:: THE TASK ::
Output the listing word for word, minus images.

:: MATERIAL PROVIDED ::

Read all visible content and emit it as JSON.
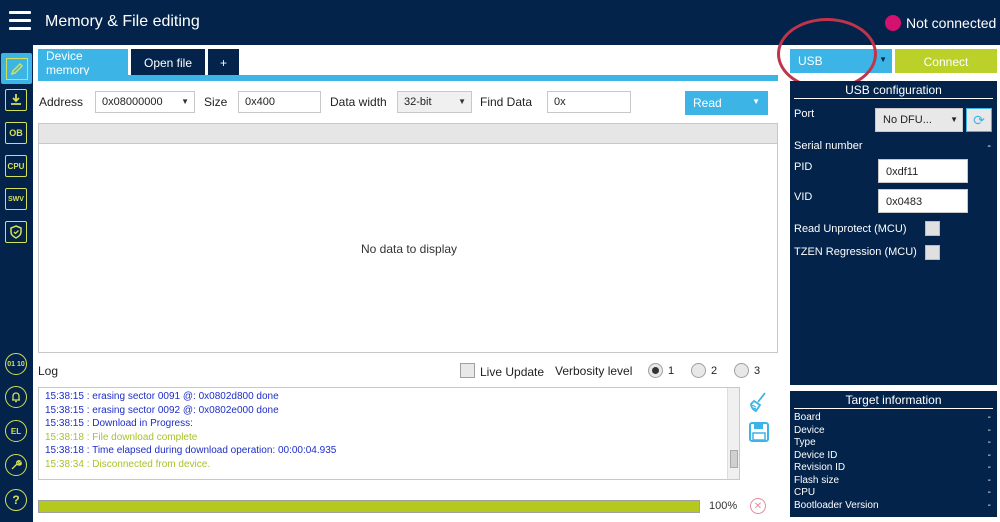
{
  "header": {
    "title": "Memory & File editing",
    "connection_status": "Not connected",
    "status_color": "#d2126e"
  },
  "sidebar": {
    "items": [
      {
        "name": "memory-edit",
        "icon": "pencil-icon"
      },
      {
        "name": "erasing-programming",
        "icon": "download-icon"
      },
      {
        "name": "option-bytes",
        "label": "OB"
      },
      {
        "name": "cpu",
        "label": "CPU"
      },
      {
        "name": "swv",
        "label": "SWV"
      },
      {
        "name": "security",
        "icon": "shield-icon"
      }
    ],
    "bottom_items": [
      {
        "name": "binary",
        "label": "01 10"
      },
      {
        "name": "alarm",
        "icon": "bell-icon"
      },
      {
        "name": "el",
        "label": "EL"
      },
      {
        "name": "settings",
        "icon": "wrench-icon"
      },
      {
        "name": "help",
        "label": "?"
      }
    ]
  },
  "tabs": {
    "device_memory": "Device memory",
    "open_file": "Open file",
    "add": "+"
  },
  "toolbar": {
    "address_label": "Address",
    "address_value": "0x08000000",
    "size_label": "Size",
    "size_value": "0x400",
    "data_width_label": "Data width",
    "data_width_value": "32-bit",
    "find_data_label": "Find Data",
    "find_data_value": "0x",
    "read_label": "Read"
  },
  "data_panel": {
    "empty_text": "No data to display"
  },
  "log": {
    "label": "Log",
    "live_update_label": "Live Update",
    "verbosity_label": "Verbosity level",
    "verbosity_options": [
      "1",
      "2",
      "3"
    ],
    "verbosity_selected": "1",
    "lines": [
      {
        "text": "15:38:15 : erasing sector 0091 @: 0x0802d800 done",
        "color": "blue"
      },
      {
        "text": "15:38:15 : erasing sector 0092 @: 0x0802e000 done",
        "color": "blue"
      },
      {
        "text": "15:38:15 : Download in Progress:",
        "color": "blue"
      },
      {
        "text": "15:38:18 : File download complete",
        "color": "green"
      },
      {
        "text": "15:38:18 : Time elapsed during download operation: 00:00:04.935",
        "color": "blue"
      },
      {
        "text": "15:38:34 : Disconnected from device.",
        "color": "green"
      }
    ]
  },
  "progress": {
    "percent": 100,
    "text": "100%"
  },
  "connection": {
    "interface": "USB",
    "connect_label": "Connect",
    "connect_color": "#bcd02a"
  },
  "usb_config": {
    "title": "USB configuration",
    "port_label": "Port",
    "port_value": "No DFU...",
    "serial_label": "Serial number",
    "serial_value": "-",
    "pid_label": "PID",
    "pid_value": "0xdf11",
    "vid_label": "VID",
    "vid_value": "0x0483",
    "read_unprotect_label": "Read Unprotect (MCU)",
    "tzen_label": "TZEN Regression (MCU)"
  },
  "target_info": {
    "title": "Target information",
    "rows": [
      {
        "label": "Board",
        "value": "-"
      },
      {
        "label": "Device",
        "value": "-"
      },
      {
        "label": "Type",
        "value": "-"
      },
      {
        "label": "Device ID",
        "value": "-"
      },
      {
        "label": "Revision ID",
        "value": "-"
      },
      {
        "label": "Flash size",
        "value": "-"
      },
      {
        "label": "CPU",
        "value": "-"
      },
      {
        "label": "Bootloader Version",
        "value": "-"
      }
    ]
  }
}
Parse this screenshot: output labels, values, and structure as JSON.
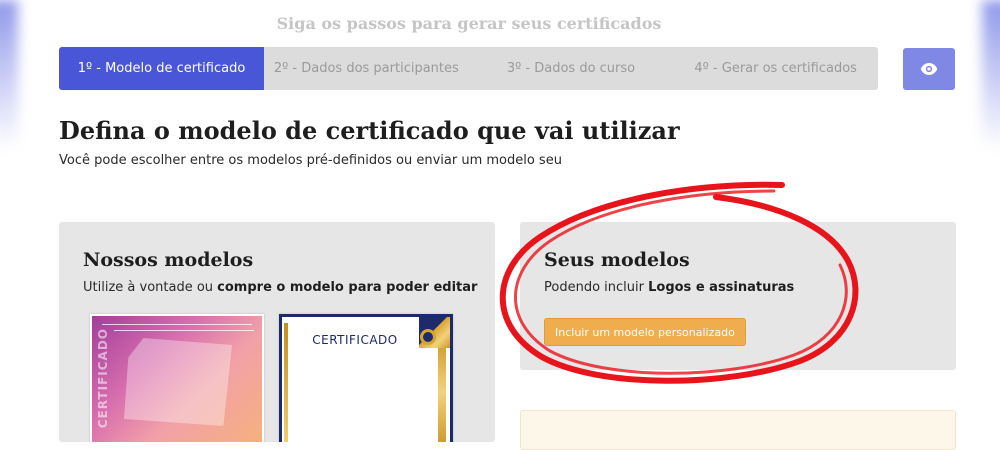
{
  "header": {
    "title": "Siga os passos para gerar seus certificados"
  },
  "stepper": {
    "steps": [
      {
        "label": "1º - Modelo de certificado",
        "active": true
      },
      {
        "label": "2º - Dados dos participantes",
        "active": false
      },
      {
        "label": "3º - Dados do curso",
        "active": false
      },
      {
        "label": "4º - Gerar os certificados",
        "active": false
      }
    ],
    "preview_icon": "eye-icon"
  },
  "main": {
    "title": "Defina o modelo de certificado que vai utilizar",
    "subtitle": "Você pode escolher entre os modelos pré-definidos ou enviar um modelo seu"
  },
  "our_models": {
    "heading": "Nossos modelos",
    "desc_prefix": "Utilize à vontade ou ",
    "desc_bold": "compre o modelo para poder editar",
    "thumbnails": [
      {
        "text": "CERTIFICADO"
      },
      {
        "text": "CERTIFICADO"
      }
    ]
  },
  "your_models": {
    "heading": "Seus modelos",
    "desc_prefix": "Podendo incluir ",
    "desc_bold": "Logos e assinaturas",
    "button_label": "Incluir um modelo personalizado"
  },
  "colors": {
    "accent": "#4a56d8",
    "preview_button": "#7f88e4",
    "action_button": "#f0ad4e",
    "highlight": "#e8141b"
  }
}
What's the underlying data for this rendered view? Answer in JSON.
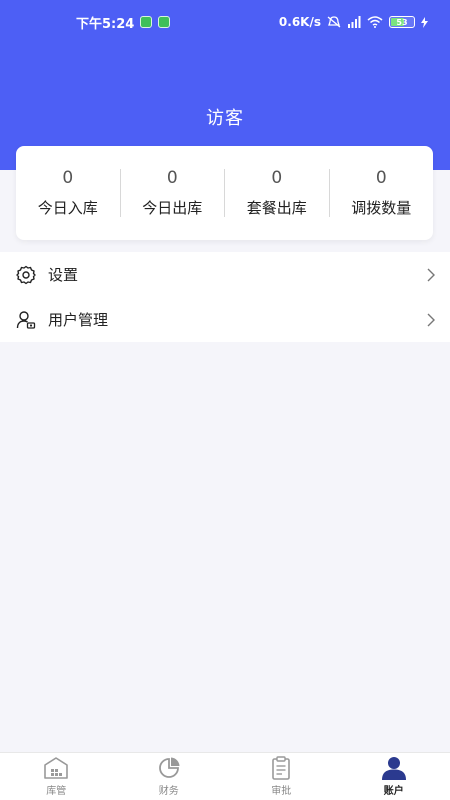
{
  "status_bar": {
    "time": "下午5:24",
    "network_speed": "0.6K/s",
    "battery_level": "53"
  },
  "header": {
    "title": "访客",
    "background_color": "#4d5ff5"
  },
  "stats": [
    {
      "value": "0",
      "label": "今日入库"
    },
    {
      "value": "0",
      "label": "今日出库"
    },
    {
      "value": "0",
      "label": "套餐出库"
    },
    {
      "value": "0",
      "label": "调拨数量"
    }
  ],
  "menu": [
    {
      "label": "设置",
      "icon": "gear-icon"
    },
    {
      "label": "用户管理",
      "icon": "user-manage-icon"
    }
  ],
  "tabbar": {
    "active_color": "#2b3a8f",
    "tabs": [
      {
        "label": "库管",
        "icon": "warehouse-icon",
        "active": false
      },
      {
        "label": "财务",
        "icon": "pie-chart-icon",
        "active": false
      },
      {
        "label": "审批",
        "icon": "clipboard-icon",
        "active": false
      },
      {
        "label": "账户",
        "icon": "person-icon",
        "active": true
      }
    ]
  }
}
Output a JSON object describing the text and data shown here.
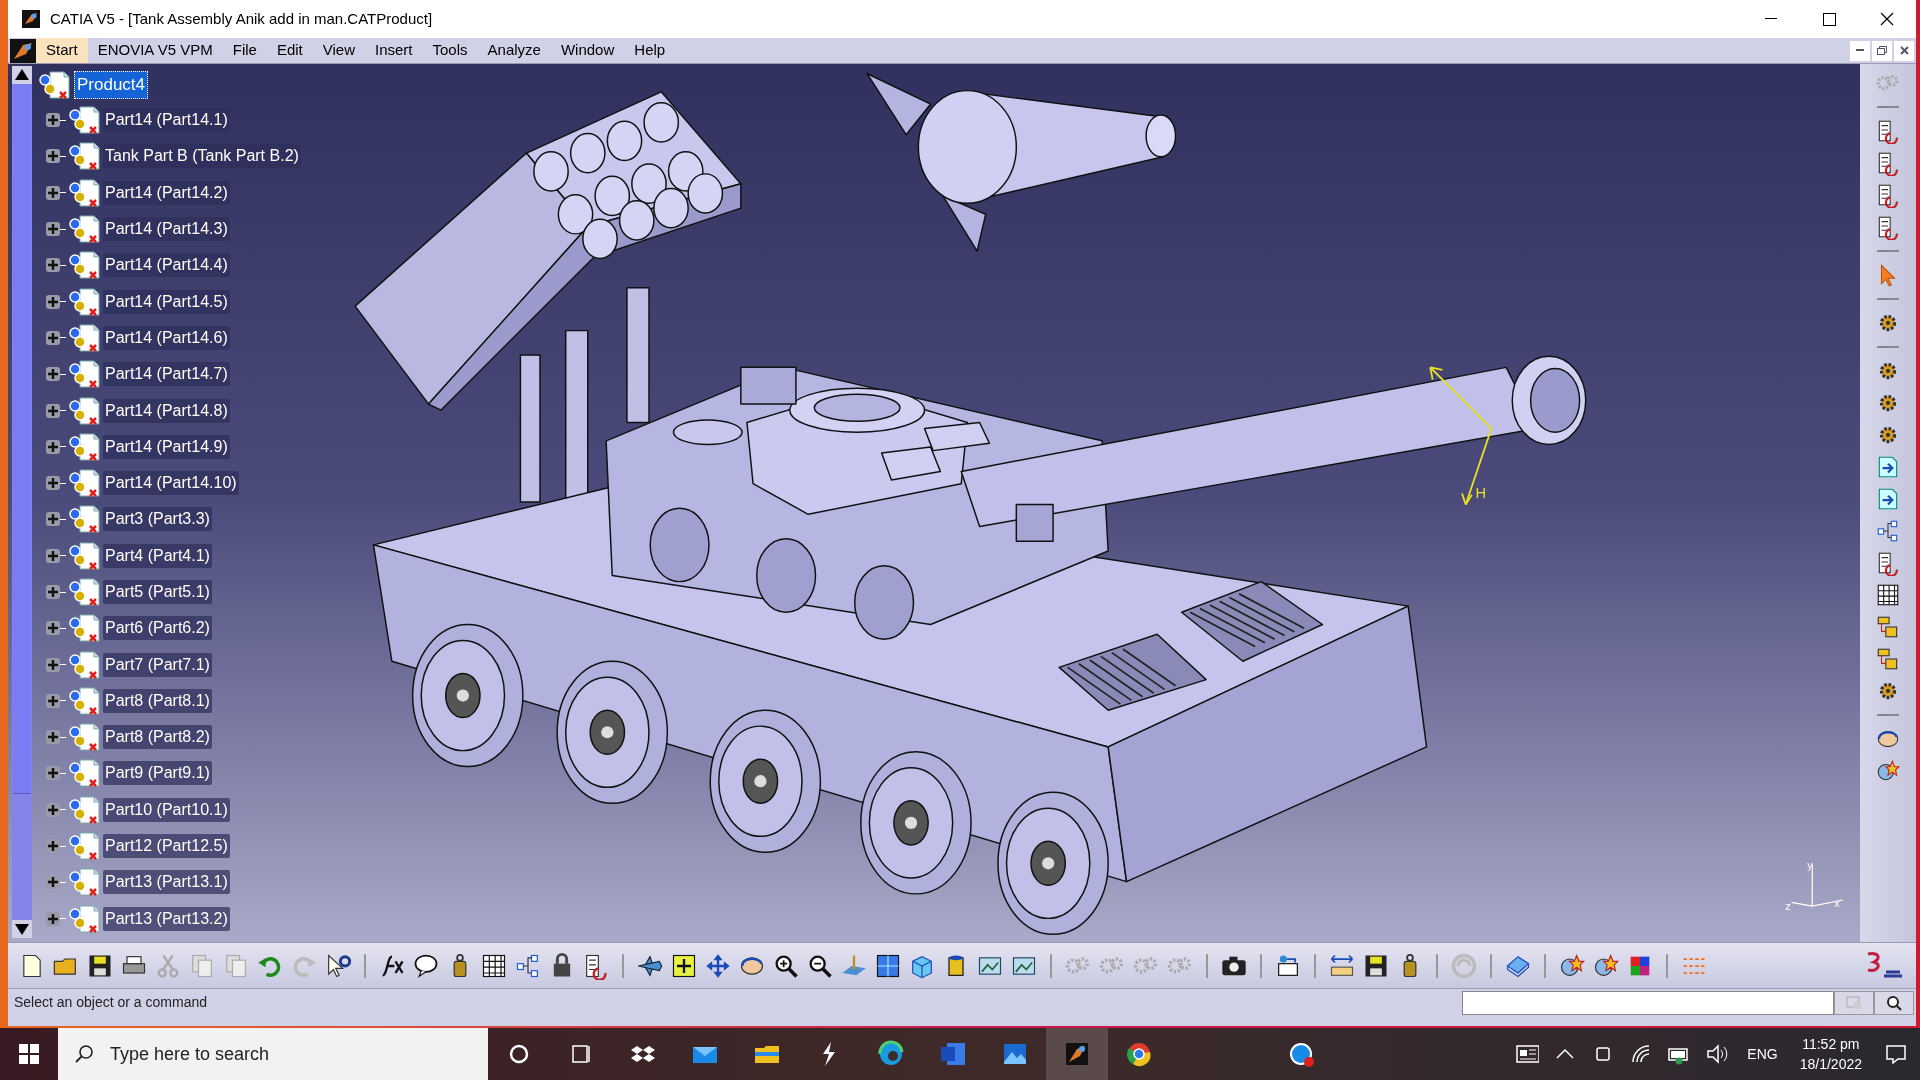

:: THE ANSWER ::
Read all visible content and emit it as JSON.
{
  "header": {
    "title": "Memory & File editing",
    "connection_status": "Not connected",
    "status_color": "#d2126e"
  },
  "sidebar": {
    "items": [
      {
        "name": "memory-edit",
        "icon": "pencil-icon"
      },
      {
        "name": "erasing-programming",
        "icon": "download-icon"
      },
      {
        "name": "option-bytes",
        "label": "OB"
      },
      {
        "name": "cpu",
        "label": "CPU"
      },
      {
        "name": "swv",
        "label": "SWV"
      },
      {
        "name": "security",
        "icon": "shield-icon"
      }
    ],
    "bottom_items": [
      {
        "name": "binary",
        "label": "01 10"
      },
      {
        "name": "alarm",
        "icon": "bell-icon"
      },
      {
        "name": "el",
        "label": "EL"
      },
      {
        "name": "settings",
        "icon": "wrench-icon"
      },
      {
        "name": "help",
        "label": "?"
      }
    ]
  },
  "tabs": {
    "device_memory": "Device memory",
    "open_file": "Open file",
    "add": "+"
  },
  "toolbar": {
    "address_label": "Address",
    "address_value": "0x08000000",
    "size_label": "Size",
    "size_value": "0x400",
    "data_width_label": "Data width",
    "data_width_value": "32-bit",
    "find_data_label": "Find Data",
    "find_data_value": "0x",
    "read_label": "Read"
  },
  "data_panel": {
    "empty_text": "No data to display"
  },
  "log": {
    "label": "Log",
    "live_update_label": "Live Update",
    "verbosity_label": "Verbosity level",
    "verbosity_options": [
      "1",
      "2",
      "3"
    ],
    "verbosity_selected": "1",
    "lines": [
      {
        "text": "15:38:15 : erasing sector 0091 @: 0x0802d800 done",
        "color": "blue"
      },
      {
        "text": "15:38:15 : erasing sector 0092 @: 0x0802e000 done",
        "color": "blue"
      },
      {
        "text": "15:38:15 : Download in Progress:",
        "color": "blue"
      },
      {
        "text": "15:38:18 : File download complete",
        "color": "green"
      },
      {
        "text": "15:38:18 : Time elapsed during download operation: 00:00:04.935",
        "color": "blue"
      },
      {
        "text": "15:38:34 : Disconnected from device.",
        "color": "green"
      }
    ]
  },
  "progress": {
    "percent": 100,
    "text": "100%"
  },
  "connection": {
    "interface": "USB",
    "connect_label": "Connect",
    "connect_color": "#bcd02a"
  },
  "usb_config": {
    "title": "USB configuration",
    "port_label": "Port",
    "port_value": "No DFU...",
    "serial_label": "Serial number",
    "serial_value": "-",
    "pid_label": "PID",
    "pid_value": "0xdf11",
    "vid_label": "VID",
    "vid_value": "0x0483",
    "read_unprotect_label": "Read Unprotect (MCU)",
    "tzen_label": "TZEN Regression (MCU)"
  },
  "target_info": {
    "title": "Target information",
    "rows": [
      {
        "label": "Board",
        "value": "-"
      },
      {
        "label": "Device",
        "value": "-"
      },
      {
        "label": "Type",
        "value": "-"
      },
      {
        "label": "Device ID",
        "value": "-"
      },
      {
        "label": "Revision ID",
        "value": "-"
      },
      {
        "label": "Flash size",
        "value": "-"
      },
      {
        "label": "CPU",
        "value": "-"
      },
      {
        "label": "Bootloader Version",
        "value": "-"
      }
    ]
  }
}
Parse this screenshot: output labels, values, and structure as JSON.
{
  "header": {
    "title": "Siga os passos para gerar seus certificados"
  },
  "stepper": {
    "steps": [
      {
        "label": "1º - Modelo de certificado",
        "active": true
      },
      {
        "label": "2º - Dados dos participantes",
        "active": false
      },
      {
        "label": "3º - Dados do curso",
        "active": false
      },
      {
        "label": "4º - Gerar os certificados",
        "active": false
      }
    ],
    "preview_icon": "eye-icon"
  },
  "main": {
    "title": "Defina o modelo de certificado que vai utilizar",
    "subtitle": "Você pode escolher entre os modelos pré-definidos ou enviar um modelo seu"
  },
  "our_models": {
    "heading": "Nossos modelos",
    "desc_prefix": "Utilize à vontade ou ",
    "desc_bold": "compre o modelo para poder editar",
    "thumbnails": [
      {
        "text": "CERTIFICADO"
      },
      {
        "text": "CERTIFICADO"
      }
    ]
  },
  "your_models": {
    "heading": "Seus modelos",
    "desc_prefix": "Podendo incluir ",
    "desc_bold": "Logos e assinaturas",
    "button_label": "Incluir um modelo personalizado"
  },
  "colors": {
    "accent": "#4a56d8",
    "preview_button": "#7f88e4",
    "action_button": "#f0ad4e",
    "highlight": "#e8141b"
  }
}
What's the underlying data for this rendered view? Answer in JSON.
{
  "status_bar": {
    "time": "下午5:24",
    "network_speed": "0.6K/s",
    "battery_level": "53"
  },
  "header": {
    "title": "访客",
    "background_color": "#4d5ff5"
  },
  "stats": [
    {
      "value": "0",
      "label": "今日入库"
    },
    {
      "value": "0",
      "label": "今日出库"
    },
    {
      "value": "0",
      "label": "套餐出库"
    },
    {
      "value": "0",
      "label": "调拨数量"
    }
  ],
  "menu": [
    {
      "label": "设置",
      "icon": "gear-icon"
    },
    {
      "label": "用户管理",
      "icon": "user-manage-icon"
    }
  ],
  "tabbar": {
    "active_color": "#2b3a8f",
    "tabs": [
      {
        "label": "库管",
        "icon": "warehouse-icon",
        "active": false
      },
      {
        "label": "财务",
        "icon": "pie-chart-icon",
        "active": false
      },
      {
        "label": "审批",
        "icon": "clipboard-icon",
        "active": false
      },
      {
        "label": "账户",
        "icon": "person-icon",
        "active": true
      }
    ]
  }
}
Output a JSON object describing the text and data shown here.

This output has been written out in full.